**Exercise directions:** The entries below are to be duplicated exactly, with nothing left out.

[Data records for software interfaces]
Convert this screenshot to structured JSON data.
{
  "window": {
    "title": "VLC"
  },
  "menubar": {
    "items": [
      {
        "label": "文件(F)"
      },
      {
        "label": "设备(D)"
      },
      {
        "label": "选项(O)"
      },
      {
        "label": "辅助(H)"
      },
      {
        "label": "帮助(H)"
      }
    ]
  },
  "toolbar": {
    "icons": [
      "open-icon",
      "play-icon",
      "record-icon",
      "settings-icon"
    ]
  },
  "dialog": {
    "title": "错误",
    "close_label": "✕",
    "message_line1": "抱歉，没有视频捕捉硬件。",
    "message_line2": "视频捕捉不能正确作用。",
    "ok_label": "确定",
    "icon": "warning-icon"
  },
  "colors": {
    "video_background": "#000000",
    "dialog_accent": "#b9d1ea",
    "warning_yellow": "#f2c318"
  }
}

**Answer space:**
Convert this screenshot to structured JSON data.
{
  "window": {
    "title": "VLC"
  },
  "menubar": {
    "items": [
      {
        "label": "文件(F)"
      },
      {
        "label": "设备(D)"
      },
      {
        "label": "选项(O)"
      },
      {
        "label": "辅助(H)"
      },
      {
        "label": "帮助(H)"
      }
    ]
  },
  "toolbar": {
    "icons": [
      "open-icon",
      "play-icon",
      "record-icon",
      "settings-icon"
    ]
  },
  "dialog": {
    "title": "错误",
    "close_label": "✕",
    "message_line1": "抱歉，没有视频捕捉硬件。",
    "message_line2": "视频捕捉不能正确作用。",
    "ok_label": "确定",
    "icon": "warning-icon"
  },
  "colors": {
    "video_background": "#000000",
    "dialog_accent": "#b9d1ea",
    "warning_yellow": "#f2c318"
  }
}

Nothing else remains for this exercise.